I’ve thought about this for a couple months now since my last big step towards “victory.” A few weeks ago I accepted an amazing opportunity and had to sell our home and relocate my family across the country within six weeks. But this was something I had been dreaming of for years. This was a very expensive move, with lots of stress and struggle involved, but the benefits undeniably outweighed the costs. However, we would’ve never been here if it wasn’t for my AU education and my relentless renunciation of rest. Investing in myself is finally starting to pay off, as I suspected. It’s not a matter of working harder; it’s a matter of reaching a point where you work smarter.
The education we get at AU helps us do this. Investing in your professional growth will not only yield returns but will also present you with ‘right now’ benefits. The time, effort and money invested will have a direct impact on the quality of life you and your family will experience well into the future. Our education is not only for the benefit of present or prospective employers. It helps create a strong foundation to build on and impacts the ability to perform, prosper, achieve goals and live to the fullest.

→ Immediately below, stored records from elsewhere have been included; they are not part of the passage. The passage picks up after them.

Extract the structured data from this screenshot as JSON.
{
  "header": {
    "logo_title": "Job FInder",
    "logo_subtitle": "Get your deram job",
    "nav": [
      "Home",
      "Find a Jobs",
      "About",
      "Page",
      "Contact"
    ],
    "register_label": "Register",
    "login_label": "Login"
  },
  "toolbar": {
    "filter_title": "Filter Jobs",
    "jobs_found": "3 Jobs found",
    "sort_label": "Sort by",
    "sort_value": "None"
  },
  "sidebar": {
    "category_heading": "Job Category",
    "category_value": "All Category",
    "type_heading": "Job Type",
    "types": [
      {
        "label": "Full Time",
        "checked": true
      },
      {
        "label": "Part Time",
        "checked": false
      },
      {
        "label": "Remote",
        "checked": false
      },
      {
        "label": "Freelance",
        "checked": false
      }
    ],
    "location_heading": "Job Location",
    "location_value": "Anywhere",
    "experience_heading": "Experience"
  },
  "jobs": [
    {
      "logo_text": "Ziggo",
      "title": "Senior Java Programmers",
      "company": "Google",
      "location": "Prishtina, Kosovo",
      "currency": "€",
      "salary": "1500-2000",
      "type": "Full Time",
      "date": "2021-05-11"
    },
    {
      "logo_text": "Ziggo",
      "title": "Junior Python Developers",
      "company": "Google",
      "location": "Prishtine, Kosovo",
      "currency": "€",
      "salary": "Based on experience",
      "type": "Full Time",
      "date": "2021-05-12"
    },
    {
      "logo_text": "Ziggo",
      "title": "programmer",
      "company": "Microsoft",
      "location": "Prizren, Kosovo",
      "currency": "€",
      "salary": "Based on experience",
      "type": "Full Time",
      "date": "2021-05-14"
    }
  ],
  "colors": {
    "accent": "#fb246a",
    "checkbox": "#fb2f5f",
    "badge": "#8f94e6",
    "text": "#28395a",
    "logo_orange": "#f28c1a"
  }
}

Because, the reality is, you can’t live life to the fullest if you don’t have the money to fund it. The debate of whether post-secondary education is worth the outrageous costs has been ongoing for decades. I won’t tell you it’s worth it, and I won’t tell you it isn’t. A full post-secondary education is not something cheap, and takes up both your time and lots of money! What I will tell you, is it can change your life for the better and if you’re willing to make a few adjustments you can make all the tuition back tenfold!
Goggins, D. (2018). Can’t Hurt Me: Master Your Mind and Defy the Odds. Lioncrest Publishing.